After winning the Atlantic Sun tournament, the school started thinking about tickets for next year even though it had only sold out about half of its Alico Arena, which has a capacity of 4,500. New inventory was unveiled, including 30 courtside seats, with the school asking for a minimum $5,000 donation for each of the 10 seats closest to center court.

Even though the school started selling season tickets for next year, they recently offered a $50 deposit option, which would allow someone to get on the list should they not want to make the full commitment now. The hope is to get more people thinking about next season now, especially as the volume of older fans heading north for the spring and summer increases.

Kavanagh said the athletic department received 23 deposits at Monday's pep rally alone.

"We could sell out quickly," Kavanagh said. "We'll allow people who had seats last year to come back in their same seats until June 30, but after that, there will be a line to get in."

Another source of revenue could be the team's banquet, which was scheduled for this upcoming Tuesday, but has been pushed back due to the tournament run.

FGCU will eventually see some nice return from merchandise royalties. Through Tuesday, the school said it had sold $148,904 worth of Eagles gear in March compared to a little more than $20,107 during the same period of time last year.

"I'd go to the local Dick's Sporting Goods and see Florida, Florida State and Miami gear and I wouldn't see FGCU and we're the local team," Kavanagh said. "Now these stores are dying to get our logo on the shelves."

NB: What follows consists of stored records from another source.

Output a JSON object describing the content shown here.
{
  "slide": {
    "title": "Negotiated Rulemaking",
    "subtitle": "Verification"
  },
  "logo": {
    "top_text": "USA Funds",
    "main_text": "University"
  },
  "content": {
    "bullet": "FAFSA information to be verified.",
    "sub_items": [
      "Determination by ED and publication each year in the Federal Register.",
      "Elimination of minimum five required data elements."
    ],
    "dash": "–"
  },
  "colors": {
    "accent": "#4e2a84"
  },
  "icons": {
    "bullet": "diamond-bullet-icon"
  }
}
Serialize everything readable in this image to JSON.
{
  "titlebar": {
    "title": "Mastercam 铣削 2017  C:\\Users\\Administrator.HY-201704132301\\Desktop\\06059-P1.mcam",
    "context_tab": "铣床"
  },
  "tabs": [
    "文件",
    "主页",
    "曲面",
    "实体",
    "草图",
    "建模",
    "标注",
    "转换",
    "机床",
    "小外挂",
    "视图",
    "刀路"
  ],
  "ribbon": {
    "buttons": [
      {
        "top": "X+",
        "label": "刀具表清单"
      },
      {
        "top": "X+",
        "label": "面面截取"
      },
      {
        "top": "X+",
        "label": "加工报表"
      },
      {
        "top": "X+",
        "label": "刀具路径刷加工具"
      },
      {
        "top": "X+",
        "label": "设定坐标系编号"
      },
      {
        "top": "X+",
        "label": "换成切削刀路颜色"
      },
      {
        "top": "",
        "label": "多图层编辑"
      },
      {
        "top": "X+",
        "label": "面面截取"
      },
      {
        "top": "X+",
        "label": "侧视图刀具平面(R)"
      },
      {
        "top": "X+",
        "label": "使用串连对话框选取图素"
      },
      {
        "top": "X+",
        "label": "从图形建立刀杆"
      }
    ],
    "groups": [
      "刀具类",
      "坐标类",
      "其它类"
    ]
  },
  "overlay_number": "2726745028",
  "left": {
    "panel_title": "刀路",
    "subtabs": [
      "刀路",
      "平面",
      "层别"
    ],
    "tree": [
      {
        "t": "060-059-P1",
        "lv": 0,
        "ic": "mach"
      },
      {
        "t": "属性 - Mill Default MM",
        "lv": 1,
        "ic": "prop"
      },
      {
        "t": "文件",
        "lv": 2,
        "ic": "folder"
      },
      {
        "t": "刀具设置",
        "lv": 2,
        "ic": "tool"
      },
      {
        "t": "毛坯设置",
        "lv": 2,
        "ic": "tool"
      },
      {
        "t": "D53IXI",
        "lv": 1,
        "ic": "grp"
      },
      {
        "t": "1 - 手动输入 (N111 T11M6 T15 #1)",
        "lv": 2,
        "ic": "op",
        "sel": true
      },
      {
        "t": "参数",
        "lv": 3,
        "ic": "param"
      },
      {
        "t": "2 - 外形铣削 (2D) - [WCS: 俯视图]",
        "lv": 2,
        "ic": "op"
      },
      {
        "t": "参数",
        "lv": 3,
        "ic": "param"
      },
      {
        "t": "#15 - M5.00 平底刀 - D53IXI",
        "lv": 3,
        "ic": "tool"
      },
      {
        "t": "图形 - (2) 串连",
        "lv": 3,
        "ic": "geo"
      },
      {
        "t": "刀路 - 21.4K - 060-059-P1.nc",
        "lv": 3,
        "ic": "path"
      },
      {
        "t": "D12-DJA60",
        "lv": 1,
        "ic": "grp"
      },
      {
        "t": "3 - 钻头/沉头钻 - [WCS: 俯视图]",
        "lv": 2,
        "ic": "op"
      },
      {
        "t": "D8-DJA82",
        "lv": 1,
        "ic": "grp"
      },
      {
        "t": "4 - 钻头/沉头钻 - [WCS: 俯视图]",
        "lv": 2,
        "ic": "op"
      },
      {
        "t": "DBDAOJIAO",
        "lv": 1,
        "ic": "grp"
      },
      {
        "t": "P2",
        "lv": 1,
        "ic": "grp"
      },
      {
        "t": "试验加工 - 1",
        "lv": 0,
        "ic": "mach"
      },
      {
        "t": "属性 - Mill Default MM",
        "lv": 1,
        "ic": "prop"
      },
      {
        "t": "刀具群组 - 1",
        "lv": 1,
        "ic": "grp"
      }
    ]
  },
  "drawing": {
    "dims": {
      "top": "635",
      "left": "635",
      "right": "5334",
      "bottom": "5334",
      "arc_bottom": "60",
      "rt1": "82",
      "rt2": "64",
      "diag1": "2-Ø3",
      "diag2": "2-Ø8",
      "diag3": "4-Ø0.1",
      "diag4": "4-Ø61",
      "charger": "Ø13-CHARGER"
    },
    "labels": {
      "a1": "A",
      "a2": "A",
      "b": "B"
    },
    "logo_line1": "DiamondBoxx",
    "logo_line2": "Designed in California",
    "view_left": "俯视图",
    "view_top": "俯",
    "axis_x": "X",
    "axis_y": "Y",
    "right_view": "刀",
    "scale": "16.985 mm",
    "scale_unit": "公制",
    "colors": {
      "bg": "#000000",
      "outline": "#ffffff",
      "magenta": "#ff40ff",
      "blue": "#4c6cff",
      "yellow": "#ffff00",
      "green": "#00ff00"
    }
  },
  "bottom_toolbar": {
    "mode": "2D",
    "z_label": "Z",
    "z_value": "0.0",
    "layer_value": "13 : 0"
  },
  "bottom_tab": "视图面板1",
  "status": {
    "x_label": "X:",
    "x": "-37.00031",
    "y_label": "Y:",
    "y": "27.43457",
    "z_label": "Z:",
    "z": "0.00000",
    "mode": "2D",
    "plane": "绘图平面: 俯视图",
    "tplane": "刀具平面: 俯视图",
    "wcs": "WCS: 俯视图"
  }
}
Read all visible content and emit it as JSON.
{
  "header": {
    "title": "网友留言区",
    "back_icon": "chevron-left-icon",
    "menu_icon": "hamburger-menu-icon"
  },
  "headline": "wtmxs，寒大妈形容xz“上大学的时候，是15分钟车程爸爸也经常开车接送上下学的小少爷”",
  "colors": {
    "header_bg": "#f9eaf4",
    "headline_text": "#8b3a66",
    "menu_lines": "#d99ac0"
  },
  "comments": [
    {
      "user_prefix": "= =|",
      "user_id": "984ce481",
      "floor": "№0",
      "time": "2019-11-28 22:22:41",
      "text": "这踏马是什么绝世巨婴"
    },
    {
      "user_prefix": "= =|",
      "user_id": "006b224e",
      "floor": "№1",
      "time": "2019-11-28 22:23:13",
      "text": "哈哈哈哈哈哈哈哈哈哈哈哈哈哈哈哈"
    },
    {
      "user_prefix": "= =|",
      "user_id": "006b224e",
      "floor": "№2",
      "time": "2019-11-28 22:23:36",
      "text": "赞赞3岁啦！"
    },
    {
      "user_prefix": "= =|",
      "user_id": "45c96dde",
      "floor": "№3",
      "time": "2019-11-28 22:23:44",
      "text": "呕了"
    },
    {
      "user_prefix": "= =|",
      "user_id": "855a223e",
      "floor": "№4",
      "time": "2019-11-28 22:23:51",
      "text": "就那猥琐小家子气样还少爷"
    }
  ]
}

Kavanagh says he has no doubt that the university, which opened for classes in 1997, will reap tremendous benefits from its tournament run. "I'm sure we're going to see the 'Flutie Effect,' where the applications in and out of state are going to skyrocket," he said.